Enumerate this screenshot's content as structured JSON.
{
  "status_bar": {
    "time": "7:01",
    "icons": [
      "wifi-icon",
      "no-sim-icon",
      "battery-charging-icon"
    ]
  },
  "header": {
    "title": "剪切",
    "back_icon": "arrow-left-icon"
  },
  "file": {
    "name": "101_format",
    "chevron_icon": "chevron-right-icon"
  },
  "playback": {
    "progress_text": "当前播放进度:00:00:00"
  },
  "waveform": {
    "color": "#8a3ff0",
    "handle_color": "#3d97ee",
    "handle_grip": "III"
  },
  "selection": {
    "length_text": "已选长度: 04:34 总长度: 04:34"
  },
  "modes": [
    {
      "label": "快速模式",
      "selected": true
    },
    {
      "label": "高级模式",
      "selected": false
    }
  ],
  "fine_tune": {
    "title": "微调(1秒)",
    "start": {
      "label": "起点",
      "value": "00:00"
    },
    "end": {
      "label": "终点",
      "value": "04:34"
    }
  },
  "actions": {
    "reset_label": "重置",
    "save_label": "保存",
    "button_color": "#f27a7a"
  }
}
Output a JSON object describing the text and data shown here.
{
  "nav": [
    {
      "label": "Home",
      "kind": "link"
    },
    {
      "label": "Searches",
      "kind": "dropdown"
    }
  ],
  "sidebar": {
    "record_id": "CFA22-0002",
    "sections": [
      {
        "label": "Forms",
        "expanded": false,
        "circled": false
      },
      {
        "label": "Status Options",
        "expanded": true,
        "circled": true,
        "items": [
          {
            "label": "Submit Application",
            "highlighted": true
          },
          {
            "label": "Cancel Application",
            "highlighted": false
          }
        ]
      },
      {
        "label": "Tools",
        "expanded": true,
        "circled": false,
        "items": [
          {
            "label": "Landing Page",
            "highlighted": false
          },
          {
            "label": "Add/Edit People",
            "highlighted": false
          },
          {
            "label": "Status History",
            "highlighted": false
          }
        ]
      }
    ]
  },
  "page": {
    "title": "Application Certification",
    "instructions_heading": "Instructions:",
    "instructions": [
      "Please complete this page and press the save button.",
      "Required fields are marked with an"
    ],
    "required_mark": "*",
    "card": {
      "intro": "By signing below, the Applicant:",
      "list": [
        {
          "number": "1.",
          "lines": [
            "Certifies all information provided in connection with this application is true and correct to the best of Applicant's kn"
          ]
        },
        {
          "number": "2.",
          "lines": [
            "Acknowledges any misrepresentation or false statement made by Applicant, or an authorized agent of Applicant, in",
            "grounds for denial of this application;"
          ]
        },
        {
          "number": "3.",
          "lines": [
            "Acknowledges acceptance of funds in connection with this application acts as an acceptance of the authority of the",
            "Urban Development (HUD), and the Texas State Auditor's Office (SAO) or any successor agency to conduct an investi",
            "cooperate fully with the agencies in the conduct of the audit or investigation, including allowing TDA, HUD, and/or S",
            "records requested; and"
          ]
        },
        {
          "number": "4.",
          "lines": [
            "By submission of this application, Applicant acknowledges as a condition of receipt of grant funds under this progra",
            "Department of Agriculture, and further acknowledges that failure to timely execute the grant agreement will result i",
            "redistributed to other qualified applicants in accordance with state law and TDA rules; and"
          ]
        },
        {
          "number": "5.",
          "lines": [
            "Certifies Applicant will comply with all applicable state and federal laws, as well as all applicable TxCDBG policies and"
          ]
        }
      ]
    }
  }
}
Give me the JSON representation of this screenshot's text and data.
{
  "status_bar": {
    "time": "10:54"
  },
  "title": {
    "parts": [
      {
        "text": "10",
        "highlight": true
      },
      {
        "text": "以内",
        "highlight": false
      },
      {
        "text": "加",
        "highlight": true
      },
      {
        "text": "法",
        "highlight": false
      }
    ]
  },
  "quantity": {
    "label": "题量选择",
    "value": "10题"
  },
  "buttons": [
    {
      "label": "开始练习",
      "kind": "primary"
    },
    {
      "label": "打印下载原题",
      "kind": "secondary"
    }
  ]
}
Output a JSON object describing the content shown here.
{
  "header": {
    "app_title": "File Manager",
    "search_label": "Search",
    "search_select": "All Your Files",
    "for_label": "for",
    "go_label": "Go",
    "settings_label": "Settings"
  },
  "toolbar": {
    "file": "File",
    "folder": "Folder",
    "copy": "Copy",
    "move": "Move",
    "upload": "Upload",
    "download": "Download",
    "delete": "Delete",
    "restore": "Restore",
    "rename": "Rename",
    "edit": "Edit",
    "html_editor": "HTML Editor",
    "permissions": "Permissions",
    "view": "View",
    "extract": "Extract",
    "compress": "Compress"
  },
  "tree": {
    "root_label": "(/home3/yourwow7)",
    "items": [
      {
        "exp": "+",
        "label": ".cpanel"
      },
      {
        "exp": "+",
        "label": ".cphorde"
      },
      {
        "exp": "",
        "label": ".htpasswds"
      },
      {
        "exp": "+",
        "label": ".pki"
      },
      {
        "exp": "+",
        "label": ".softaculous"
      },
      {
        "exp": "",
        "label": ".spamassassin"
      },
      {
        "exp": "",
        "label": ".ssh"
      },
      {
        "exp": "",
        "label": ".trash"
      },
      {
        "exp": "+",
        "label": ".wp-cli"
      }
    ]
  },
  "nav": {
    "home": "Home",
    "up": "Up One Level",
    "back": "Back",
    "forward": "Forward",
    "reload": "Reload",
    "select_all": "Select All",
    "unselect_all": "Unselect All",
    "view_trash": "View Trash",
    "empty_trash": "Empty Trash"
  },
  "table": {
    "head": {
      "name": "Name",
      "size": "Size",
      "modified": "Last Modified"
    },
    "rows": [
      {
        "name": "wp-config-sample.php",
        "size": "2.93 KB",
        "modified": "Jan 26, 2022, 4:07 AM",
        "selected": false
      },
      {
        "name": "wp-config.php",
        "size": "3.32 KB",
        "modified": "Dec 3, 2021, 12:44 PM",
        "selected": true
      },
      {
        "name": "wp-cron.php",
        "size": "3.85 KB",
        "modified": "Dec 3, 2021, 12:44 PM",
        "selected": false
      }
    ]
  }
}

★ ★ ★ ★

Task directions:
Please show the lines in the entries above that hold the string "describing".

Answer box:
Output a JSON object describing the text and data shown here.
Output a JSON object describing the content shown here.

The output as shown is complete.